LACCD hosts meeting on campus

The Los Angeles Community College District Board of Trustees convened in the Great Hall Wednesday afternoon for their first general meeting of the month.

The meeting, which was originally scheduled to take place in Los Angeles Mission College, was the first board meeting attended by Dr. Kathleen Burke-Kelly since resuming her position as the Pierce College president.

It was also the second-to-last meeting Linda Tong will be participating in as a student trustee. A new student trustee will be replacing her in June.


Board passes single-payer health care resolution

In a unanimous vote, the LACCD Board of Trustees adopted the California Single-Payer Health Care Coverage Act.

“The act provides health care for all with single-payer health care coverage, making all California residents eligible for specified benefits administered by the newly-created California Healthcare Agency,” said Trustee Mona Field.

The current law pertaining to health care coverage for California residents has a direct impact on the LACCD in that “insurance premiums rise as the health care industry charges the insured for the costs of treating the uninsured,” according to a document describing the act.

According to Field, health care for employees is the second largest budget item of the district.

“A system that might provide that kind of coverage in a different way might be a cost-effective thing for this district,” she said.


California community colleges collaborate in industry-driven proposals

The LACCD Office of Economic and Workforce Development, collaborating with community colleges under the district, submitted five industry-driven proposals to the Department of Labor last month.

“The projects addressed in these proposals strive to meet the needs of so-called ’emerging industries’,” said LACCD Chancellor Daniel LaVista.

According to Chito Cajayon, vice president for Economic and Workforce Development, criteria for determining the industries to focus on included growth and career mobility.

“I think we want to spend our money on the things that most consistently resonate what we think are the themes of California community colleges,” said Lavista.

The five project proposals, namely L.A. Merit Project, L.A. Aero Project, Health Sciences Career Pathways Consortium Project, Pola L.A. Warp and Next Gen Project, each represent a different industry that the Office of Economic and Workforce Development deems important to the district.

For instance, the LA Merit Project, led by Pierce College, focuses on entertainment and digital media.

“Things are changing technology-wise toward the entertainment industry with the advent of the internet,” said Cajayon.

The L.A. Aero Project, led by West Los Angeles College, focuses heavily on aerospace and advanced manufacturing activities.

“Because of the changes in technology and the manufacturing activities in the industry, we feel that this was a very strong collaboration,” said Cajayon.
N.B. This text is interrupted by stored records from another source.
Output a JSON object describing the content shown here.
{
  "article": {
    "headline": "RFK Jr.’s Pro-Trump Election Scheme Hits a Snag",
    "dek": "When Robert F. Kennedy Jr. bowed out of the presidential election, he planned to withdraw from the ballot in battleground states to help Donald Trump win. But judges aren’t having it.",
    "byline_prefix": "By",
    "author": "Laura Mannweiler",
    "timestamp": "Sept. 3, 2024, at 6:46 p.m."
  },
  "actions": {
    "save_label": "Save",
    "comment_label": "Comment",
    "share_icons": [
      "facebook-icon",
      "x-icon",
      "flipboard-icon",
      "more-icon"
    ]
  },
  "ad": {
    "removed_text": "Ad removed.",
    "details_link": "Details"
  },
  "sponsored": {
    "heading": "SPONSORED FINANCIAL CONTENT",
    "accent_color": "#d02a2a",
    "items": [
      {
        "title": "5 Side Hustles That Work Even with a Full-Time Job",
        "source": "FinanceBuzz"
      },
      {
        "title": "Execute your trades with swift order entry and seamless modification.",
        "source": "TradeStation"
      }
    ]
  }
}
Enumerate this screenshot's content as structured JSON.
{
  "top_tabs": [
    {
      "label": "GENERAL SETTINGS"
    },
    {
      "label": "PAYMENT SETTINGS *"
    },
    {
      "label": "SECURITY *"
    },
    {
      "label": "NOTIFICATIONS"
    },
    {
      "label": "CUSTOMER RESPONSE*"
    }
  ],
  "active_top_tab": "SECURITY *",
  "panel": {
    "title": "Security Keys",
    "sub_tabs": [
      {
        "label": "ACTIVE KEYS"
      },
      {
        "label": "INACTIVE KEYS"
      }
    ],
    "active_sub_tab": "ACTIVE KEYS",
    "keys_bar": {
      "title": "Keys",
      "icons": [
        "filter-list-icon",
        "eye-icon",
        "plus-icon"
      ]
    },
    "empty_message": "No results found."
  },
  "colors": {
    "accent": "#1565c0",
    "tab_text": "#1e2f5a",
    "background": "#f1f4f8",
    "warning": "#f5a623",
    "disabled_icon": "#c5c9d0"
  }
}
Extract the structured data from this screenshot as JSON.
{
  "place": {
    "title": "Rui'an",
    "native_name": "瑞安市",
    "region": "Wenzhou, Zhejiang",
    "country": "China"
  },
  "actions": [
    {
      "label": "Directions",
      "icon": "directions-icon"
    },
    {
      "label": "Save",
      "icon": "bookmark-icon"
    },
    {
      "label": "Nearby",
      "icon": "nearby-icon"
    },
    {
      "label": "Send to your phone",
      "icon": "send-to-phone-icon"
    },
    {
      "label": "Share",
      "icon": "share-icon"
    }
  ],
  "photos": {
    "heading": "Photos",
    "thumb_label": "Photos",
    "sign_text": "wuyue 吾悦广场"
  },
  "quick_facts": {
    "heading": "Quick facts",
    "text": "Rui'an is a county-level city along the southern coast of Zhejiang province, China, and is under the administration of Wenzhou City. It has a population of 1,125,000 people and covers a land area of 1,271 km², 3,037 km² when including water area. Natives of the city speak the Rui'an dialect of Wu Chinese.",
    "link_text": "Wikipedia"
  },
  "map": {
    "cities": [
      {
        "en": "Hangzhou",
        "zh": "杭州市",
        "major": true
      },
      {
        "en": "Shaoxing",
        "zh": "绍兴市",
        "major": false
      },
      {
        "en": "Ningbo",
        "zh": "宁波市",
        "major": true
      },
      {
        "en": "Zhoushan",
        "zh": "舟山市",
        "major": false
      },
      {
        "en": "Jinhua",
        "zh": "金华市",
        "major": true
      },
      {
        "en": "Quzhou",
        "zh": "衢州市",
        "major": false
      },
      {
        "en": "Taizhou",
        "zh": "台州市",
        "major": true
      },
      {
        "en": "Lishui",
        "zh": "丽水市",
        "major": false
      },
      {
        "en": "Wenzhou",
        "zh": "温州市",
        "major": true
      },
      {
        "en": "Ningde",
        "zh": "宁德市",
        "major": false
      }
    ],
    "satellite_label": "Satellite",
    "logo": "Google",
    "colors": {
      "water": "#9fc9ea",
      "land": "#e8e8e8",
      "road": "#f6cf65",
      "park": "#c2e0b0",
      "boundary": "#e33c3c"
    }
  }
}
East Los Angeles College leads the Health Sciences Career Pathways Consortium Project, which focuses heavily on allied health care.

“Because there’s so many job opportunities that can be obtained through this industry, it was a very good theme to pursue,” said Cajayon.

The Pola L.A. Warp is led by Los Angeles Harbor College.

“This project is very important because, as we know, there is an increase in the goods movement, the logistics area and the transportation area,” Cajayon said. “This proposal is focusing on that whole area.”

Lastly, the Los Angeles Trade Technical College heads the Next Gen Project, a project that focuses on the mobile application of the creative media field.

The grants altogether comprise approximately $65 million in grant requests, according to LaVista.

“Each project was developed based on the collective efforts of administrators and faculty throughout the district,” he said.


Research headed by Pierce astronomy professor to be published in magazine

Pierce College astronomy professor’s discovery of new stars will be published in the July 2011 issue of “Astrophysical Journal.”

Carolyn Mallory, instructor of physics and planetary sciences, headed a year-long research project in the California Institute of Technology that involved the application of infrared to discover new stars.

Her research team was comprised of two Pierce students.

According to Mallory, she and her team were able to discover 29 ‘baby’ stars.

“It was a really, really good scientific feat,” she said.